(EXTRACTED MATERIAL Opens)
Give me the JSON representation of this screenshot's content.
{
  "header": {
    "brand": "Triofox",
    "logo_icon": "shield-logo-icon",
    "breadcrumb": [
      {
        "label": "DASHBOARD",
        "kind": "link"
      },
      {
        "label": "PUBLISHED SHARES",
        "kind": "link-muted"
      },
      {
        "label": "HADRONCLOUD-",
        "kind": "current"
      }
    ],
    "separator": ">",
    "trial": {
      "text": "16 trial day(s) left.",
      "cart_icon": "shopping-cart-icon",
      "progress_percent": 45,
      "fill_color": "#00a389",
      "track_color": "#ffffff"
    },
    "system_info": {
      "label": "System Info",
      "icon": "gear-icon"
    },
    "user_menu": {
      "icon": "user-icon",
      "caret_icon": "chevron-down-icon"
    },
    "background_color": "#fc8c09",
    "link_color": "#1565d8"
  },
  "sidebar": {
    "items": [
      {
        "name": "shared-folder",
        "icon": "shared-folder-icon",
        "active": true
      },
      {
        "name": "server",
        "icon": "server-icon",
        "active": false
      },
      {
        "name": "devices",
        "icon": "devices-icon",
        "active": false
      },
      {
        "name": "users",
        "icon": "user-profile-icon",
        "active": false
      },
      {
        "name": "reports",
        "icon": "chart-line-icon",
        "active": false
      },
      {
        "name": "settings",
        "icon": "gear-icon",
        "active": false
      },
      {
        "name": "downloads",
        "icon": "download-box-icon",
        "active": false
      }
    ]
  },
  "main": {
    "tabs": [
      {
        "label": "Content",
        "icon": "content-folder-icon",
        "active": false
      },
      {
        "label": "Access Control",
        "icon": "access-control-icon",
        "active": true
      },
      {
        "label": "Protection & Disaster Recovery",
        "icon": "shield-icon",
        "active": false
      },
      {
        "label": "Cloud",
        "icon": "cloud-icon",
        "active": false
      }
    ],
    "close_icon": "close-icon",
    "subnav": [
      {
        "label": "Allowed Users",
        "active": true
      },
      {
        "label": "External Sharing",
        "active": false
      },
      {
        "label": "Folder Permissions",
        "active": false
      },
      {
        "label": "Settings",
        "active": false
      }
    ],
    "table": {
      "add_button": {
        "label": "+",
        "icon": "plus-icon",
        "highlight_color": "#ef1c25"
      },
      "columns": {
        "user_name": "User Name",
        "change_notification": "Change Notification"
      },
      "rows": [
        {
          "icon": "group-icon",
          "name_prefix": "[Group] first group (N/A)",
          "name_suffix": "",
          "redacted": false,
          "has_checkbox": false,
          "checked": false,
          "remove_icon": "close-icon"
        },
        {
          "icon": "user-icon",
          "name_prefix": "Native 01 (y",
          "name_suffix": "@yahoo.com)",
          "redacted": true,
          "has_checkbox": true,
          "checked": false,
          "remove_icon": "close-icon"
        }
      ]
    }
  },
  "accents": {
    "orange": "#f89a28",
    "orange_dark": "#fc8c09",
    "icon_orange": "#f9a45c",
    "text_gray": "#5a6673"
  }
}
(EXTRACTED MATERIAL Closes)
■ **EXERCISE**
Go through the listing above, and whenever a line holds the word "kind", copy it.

■ **ANSWER TO THE EXERCISE**
        "kind": "link"
        "kind": "link-muted"
        "kind": "current"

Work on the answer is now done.